- Task requirements -
Pull every line holding the word "selected" out of the data and copy it.

- Data excerpts -
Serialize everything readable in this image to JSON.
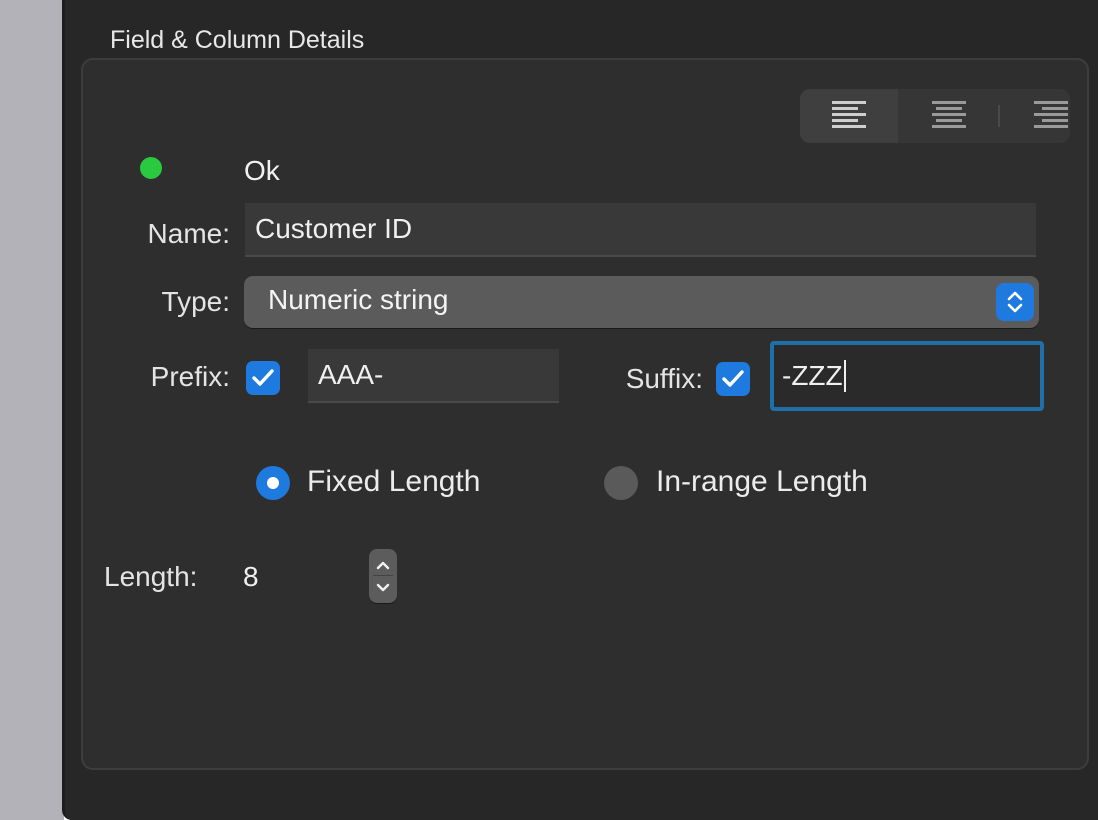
{
  "panel": {
    "title": "Field & Column Details"
  },
  "alignment": {
    "options": [
      "align-left",
      "align-center",
      "align-right"
    ],
    "selected": "align-left"
  },
  "status": {
    "color": "#29c940",
    "text": "Ok"
  },
  "name_field": {
    "label": "Name:",
    "value": "Customer ID"
  },
  "type_field": {
    "label": "Type:",
    "value": "Numeric string",
    "icon": "chevron-up-down-icon"
  },
  "prefix": {
    "label": "Prefix:",
    "checked": true,
    "value": "AAA-"
  },
  "suffix": {
    "label": "Suffix:",
    "checked": true,
    "value": "-ZZZ"
  },
  "length_mode": {
    "options": [
      {
        "label": "Fixed Length",
        "selected": true
      },
      {
        "label": "In-range Length",
        "selected": false
      }
    ]
  },
  "length": {
    "label": "Length:",
    "value": "8"
  },
  "colors": {
    "accent": "#1f7ae0",
    "focus_ring": "#1f6fa8",
    "background": "#272727"
  }
}
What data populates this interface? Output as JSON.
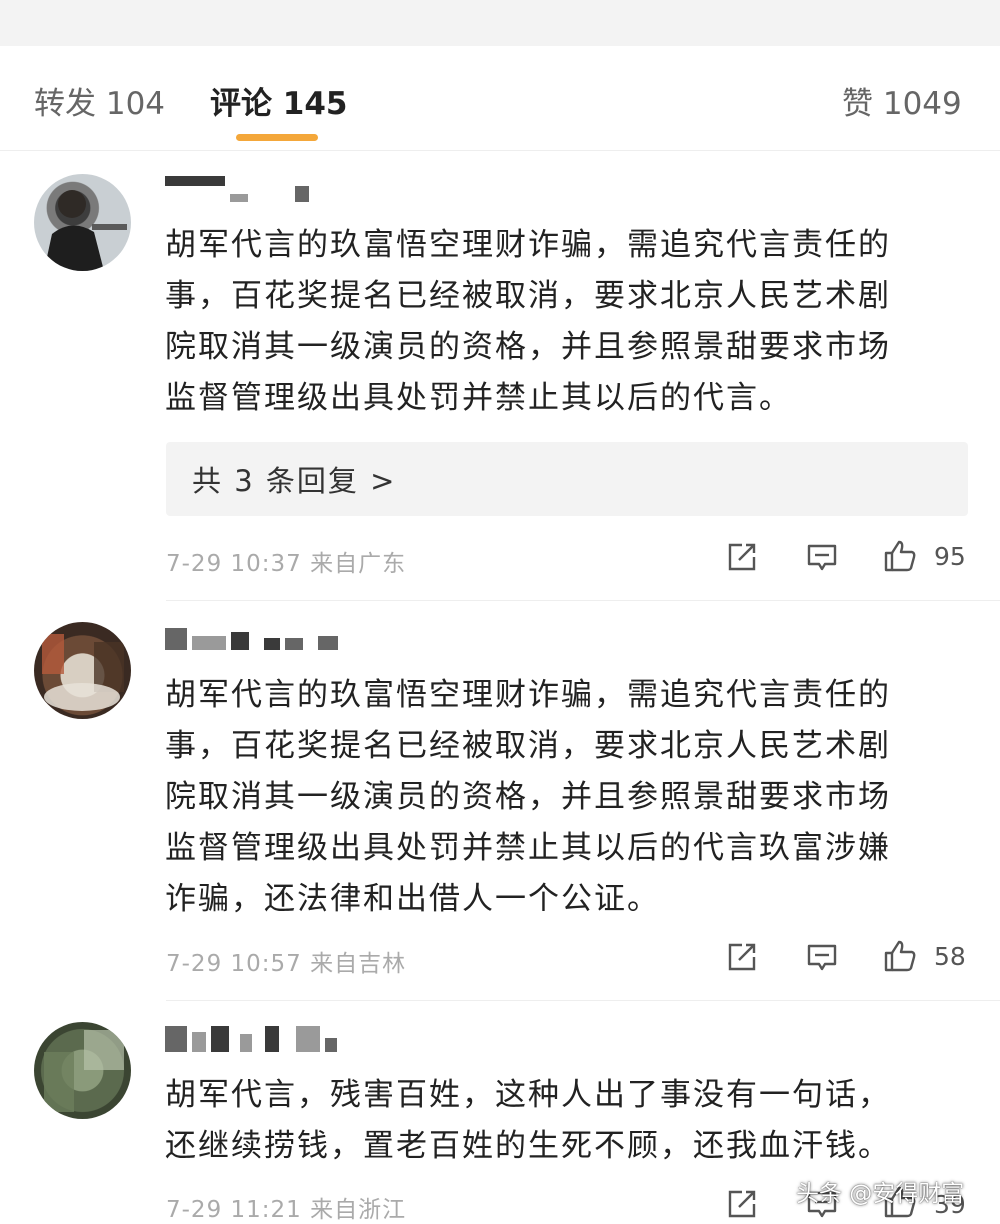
{
  "tabs": [
    {
      "label": "转发 104"
    },
    {
      "label": "评论 145"
    },
    {
      "label": "赞 1049"
    }
  ],
  "accent_color": "#f4a73a",
  "comments": [
    {
      "text": "胡军代言的玖富悟空理财诈骗，需追究代言责任的\n事，百花奖提名已经被取消，要求北京人民艺术剧\n院取消其一级演员的资格，并且参照景甜要求市场\n监督管理级出具处罚并禁止其以后的代言。",
      "reply_label": "共 3 条回复 >",
      "meta": "7-29 10:37 来自广东",
      "likes": "95"
    },
    {
      "text": "胡军代言的玖富悟空理财诈骗，需追究代言责任的\n事，百花奖提名已经被取消，要求北京人民艺术剧\n院取消其一级演员的资格，并且参照景甜要求市场\n监督管理级出具处罚并禁止其以后的代言玖富涉嫌\n诈骗，还法律和出借人一个公证。",
      "meta": "7-29 10:57 来自吉林",
      "likes": "58"
    },
    {
      "text": "胡军代言，残害百姓，这种人出了事没有一句话，\n还继续捞钱，置老百姓的生死不顾，还我血汗钱。",
      "meta": "7-29 11:21 来自浙江",
      "likes": "39"
    }
  ],
  "icons": [
    "share-icon",
    "comment-icon",
    "like-icon"
  ],
  "watermark": "头条 @安得财富"
}
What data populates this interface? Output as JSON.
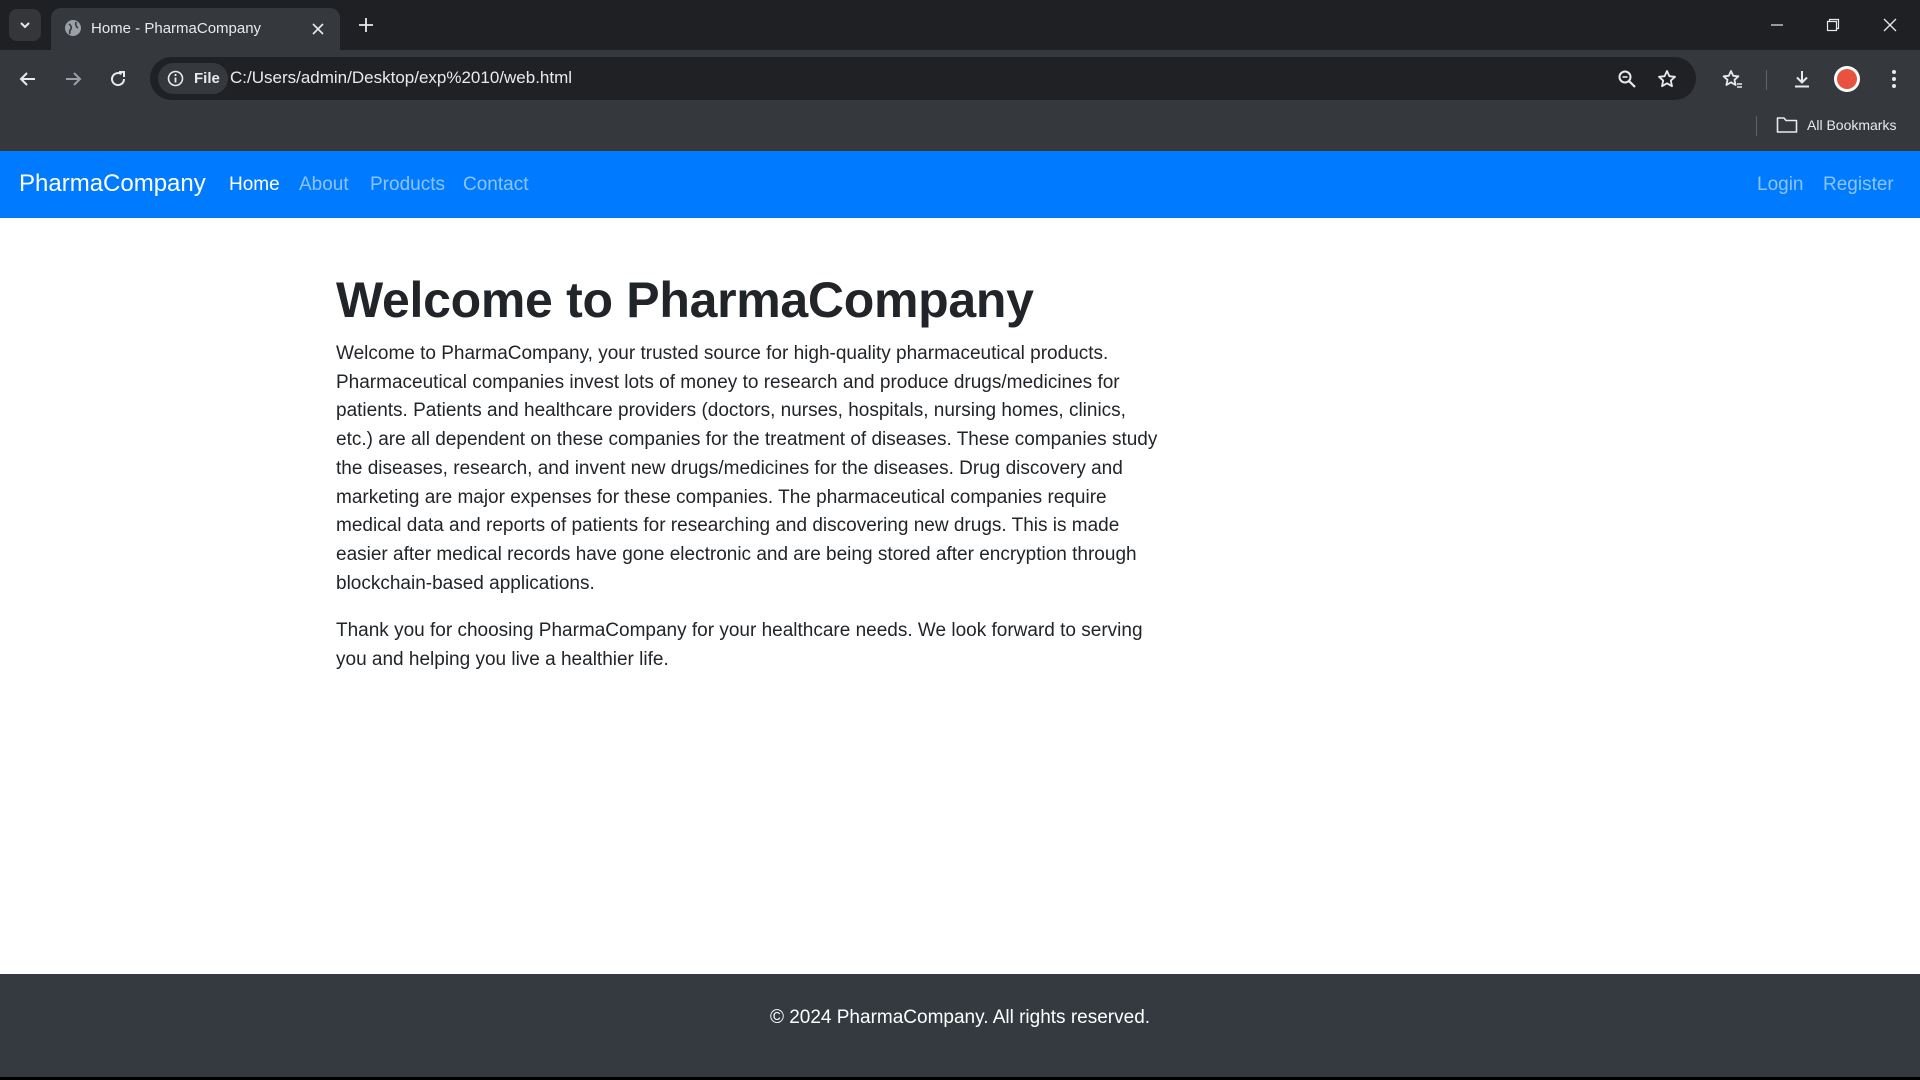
{
  "browser": {
    "tab_title": "Home - PharmaCompany",
    "site_chip_label": "File",
    "url": "C:/Users/admin/Desktop/exp%2010/web.html",
    "bookmarks_label": "All Bookmarks",
    "icons": {
      "tab_menu": "chevron-down-icon",
      "tab_favicon": "globe-icon",
      "tab_close": "close-icon",
      "new_tab": "plus-icon",
      "minimize": "minimize-icon",
      "restore": "restore-icon",
      "close_window": "close-icon",
      "back": "back-arrow-icon",
      "forward": "forward-arrow-icon",
      "reload": "reload-icon",
      "site_info": "info-icon",
      "zoom": "zoom-icon",
      "bookmark_star": "star-icon",
      "bookmarks_manager": "star-list-icon",
      "downloads": "download-icon",
      "profile": "avatar-icon",
      "menu": "kebab-menu-icon",
      "bookmarks_folder": "folder-icon"
    }
  },
  "site": {
    "brand": "PharmaCompany",
    "nav": {
      "home": "Home",
      "about": "About",
      "products": "Products",
      "contact": "Contact",
      "login": "Login",
      "register": "Register"
    },
    "heading": "Welcome to PharmaCompany",
    "paragraphs": [
      "Welcome to PharmaCompany, your trusted source for high-quality pharmaceutical products. Pharmaceutical companies invest lots of money to research and produce drugs/medicines for patients. Patients and healthcare providers (doctors, nurses, hospitals, nursing homes, clinics, etc.) are all dependent on these companies for the treatment of diseases. These companies study the diseases, research, and invent new drugs/medicines for the diseases. Drug discovery and marketing are major expenses for these companies. The pharmaceutical companies require medical data and reports of patients for researching and discovering new drugs. This is made easier after medical records have gone electronic and are being stored after encryption through blockchain-based applications.",
      "Thank you for choosing PharmaCompany for your healthcare needs. We look forward to serving you and helping you live a healthier life."
    ],
    "footer": "© 2024 PharmaCompany. All rights reserved."
  },
  "colors": {
    "navbar_bg": "#007bff",
    "footer_bg": "#343a40",
    "text": "#212529",
    "chrome_dark": "#1f2023",
    "chrome_toolbar": "#35383d",
    "omnibox_bg": "#202124"
  }
}
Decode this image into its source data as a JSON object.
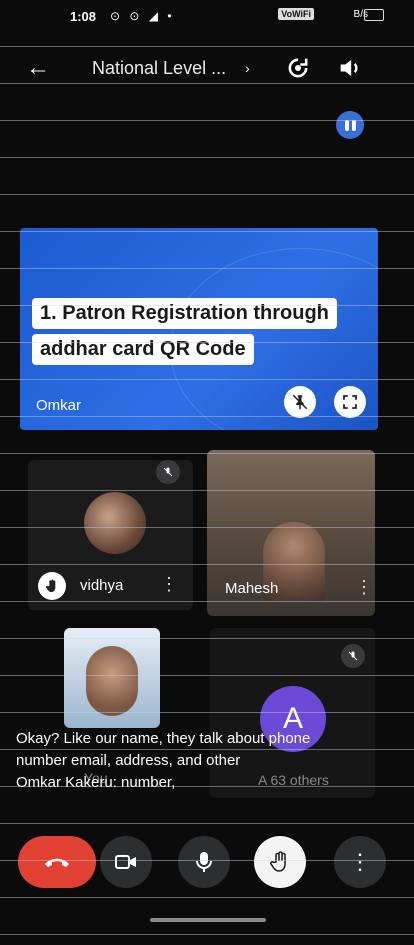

- Answer for this exercise -
    "selected": "align-left"
        "selected": true
        "selected": false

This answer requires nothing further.